* **Task brief**
When you set down the entries, keep every word exactly as it is but drop the pictures.

***** Data under study

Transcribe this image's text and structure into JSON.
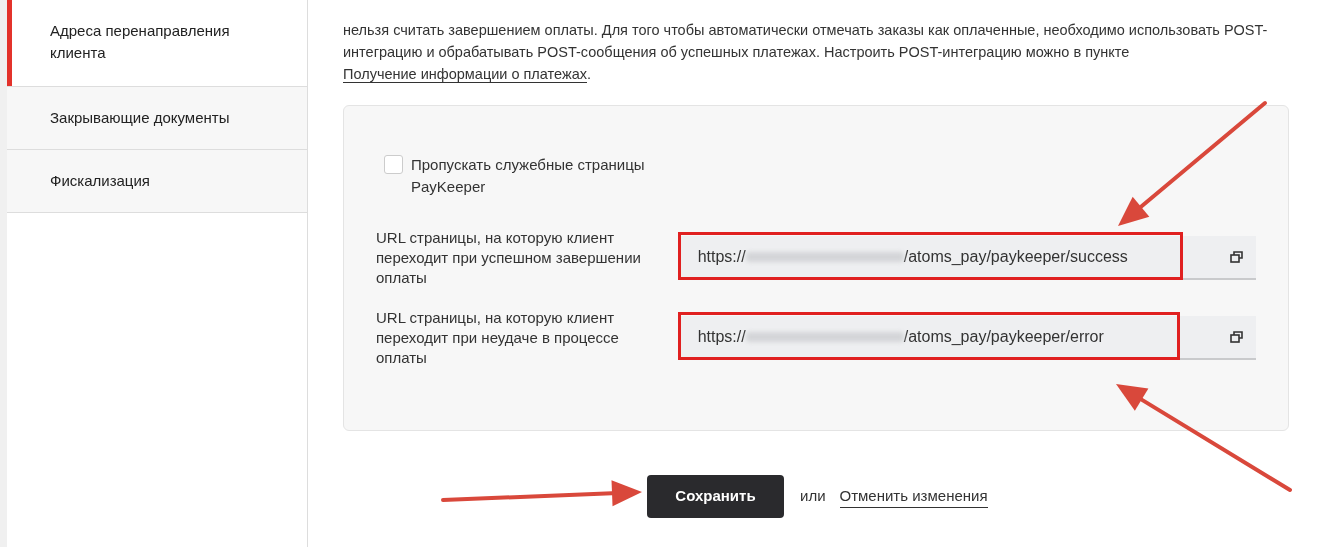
{
  "sidebar": {
    "items": [
      {
        "label": "Адреса перенаправления клиента",
        "selected": true
      },
      {
        "label": "Закрывающие документы",
        "selected": false
      },
      {
        "label": "Фискализация",
        "selected": false
      }
    ]
  },
  "notice": {
    "text": "нельзя считать завершением оплаты. Для того чтобы автоматически отмечать заказы как оплаченные, необходимо использовать POST-интеграцию и обрабатывать POST-сообщения об успешных платежах. Настроить POST-интеграцию можно в пункте ",
    "link": "Получение информации о платежах",
    "end": "."
  },
  "settings": {
    "checkbox": {
      "label": "Пропускать служебные страницы PayKeeper",
      "checked": false
    },
    "fields": [
      {
        "label": "URL страницы, на которую клиент переходит при успешном завершении оплаты",
        "value_prefix": "https://",
        "value_suffix": "/atoms_pay/paykeeper/success",
        "highlighted": true
      },
      {
        "label": "URL страницы, на которую клиент переходит при неудаче в процессе оплаты",
        "value_prefix": "https://",
        "value_suffix": "/atoms_pay/paykeeper/error",
        "highlighted": true
      }
    ]
  },
  "actions": {
    "save": "Сохранить",
    "or": "или",
    "cancel": "Отменить изменения"
  }
}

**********

* **Answer space**
Transcribe this image's text and structure into JSON.
{
  "sidebar": {
    "items": [
      {
        "label": "Адреса перенаправления клиента",
        "selected": true
      },
      {
        "label": "Закрывающие документы",
        "selected": false
      },
      {
        "label": "Фискализация",
        "selected": false
      }
    ]
  },
  "notice": {
    "text": "нельзя считать завершением оплаты. Для того чтобы автоматически отмечать заказы как оплаченные, необходимо использовать POST-интеграцию и обрабатывать POST-сообщения об успешных платежах. Настроить POST-интеграцию можно в пункте ",
    "link": "Получение информации о платежах",
    "end": "."
  },
  "settings": {
    "checkbox": {
      "label": "Пропускать служебные страницы PayKeeper",
      "checked": false
    },
    "fields": [
      {
        "label": "URL страницы, на которую клиент переходит при успешном завершении оплаты",
        "value_prefix": "https://",
        "value_suffix": "/atoms_pay/paykeeper/success",
        "highlighted": true
      },
      {
        "label": "URL страницы, на которую клиент переходит при неудаче в процессе оплаты",
        "value_prefix": "https://",
        "value_suffix": "/atoms_pay/paykeeper/error",
        "highlighted": true
      }
    ]
  },
  "actions": {
    "save": "Сохранить",
    "or": "или",
    "cancel": "Отменить изменения"
  }
}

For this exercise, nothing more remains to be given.